Payroll tax measures a welcome relief for SMEs
The measure receiving the most approval was the one to increase the payroll tax threshold from $1 million to $1.2 million, with ScotPac chief executive Jon Sutton saying other states should follow suit.
Mr Sutton said co-ordinated action by all states to reduce or remove payroll tax would have a big impact in aiding a 2021 recovery for small businesses across Australia.
“Simplifying the complex national tax system, getting rid of state payroll taxes and cutting red tape nationally would have the biggest daily impact for Australia’s small- to medium-business sector,” he said.
Business NSW chief executive Nola Watson agreed, saying payroll tax is a tax on jobs and serves as a disincentive for businesses to take on extra staff.
“At a time when global economies are reeling, any support mechanisms to encourage business owners to invest by taking on additional staff should not be penalised through payroll tax,” Ms Watson said.
Out and About scheme a highlight
Other stakeholders highlighted the Out and About voucher scheme as a welcome measure to stimulate the hard-hit hospitality and entertainment sector.
Chief executive of small business lender Prospa, Greg Moshal, said the scheme will help boost spending and lift confidence for hospitality and entertainment businesses across the state, and that the CBD trial should provide support to some of the hardest hit business owners in these sectors at a key time of year.
“CBD-based cafés and restaurants have experienced a dramatic drop in footfall over the past several months due to the shift to remote work, while many suburban cafés have enjoyed a boost, finding new customers now working from home and staying in their local communities,” Mr Moshal said.

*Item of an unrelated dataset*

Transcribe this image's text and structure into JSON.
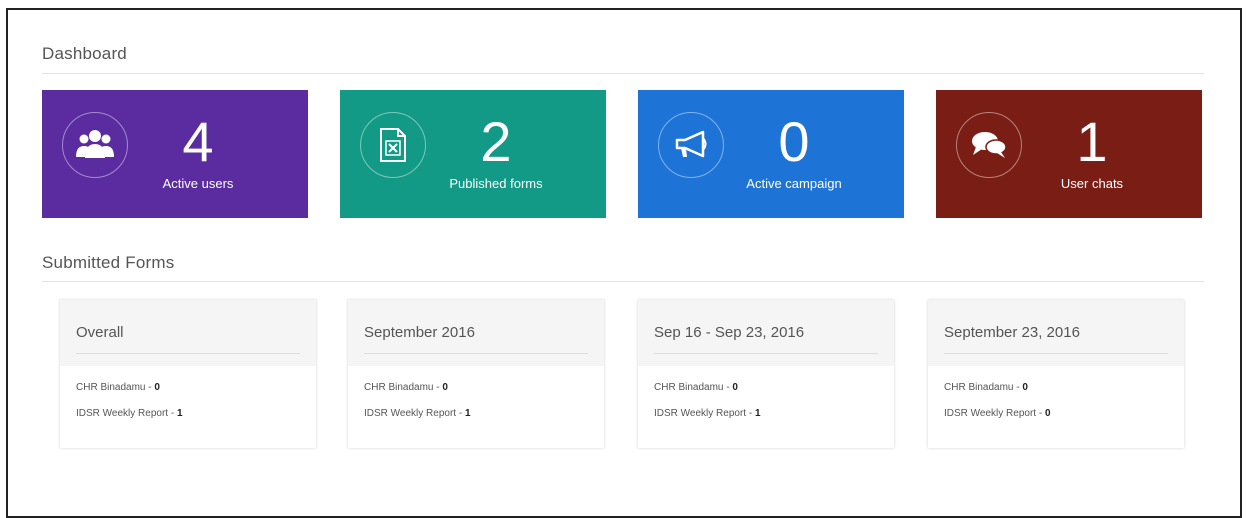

“With December and January a typically quiet period for CBD businesses, this incentive to start venturing back into the city could deliver a much-needed cash injection for those businesses that have had a particularly tough eight months.”
Budget seen as targeting recovery of hard-hit industries
CreditorWatch chief executive Harley Dale pointed to the budget’s targeted assistance for specific industries impacted by COVID shutdowns — such as the art, sport and taxi sectors — will be crucial in rebuilding the economy.
“The government has done what it has needed to do to try and stimulate these struggling industries,” Mr Dale said.
“Now, only time will tell how quickly these businesses can stand on their own two feet and whether these short-term aids announced today will have the desired long-term effects.”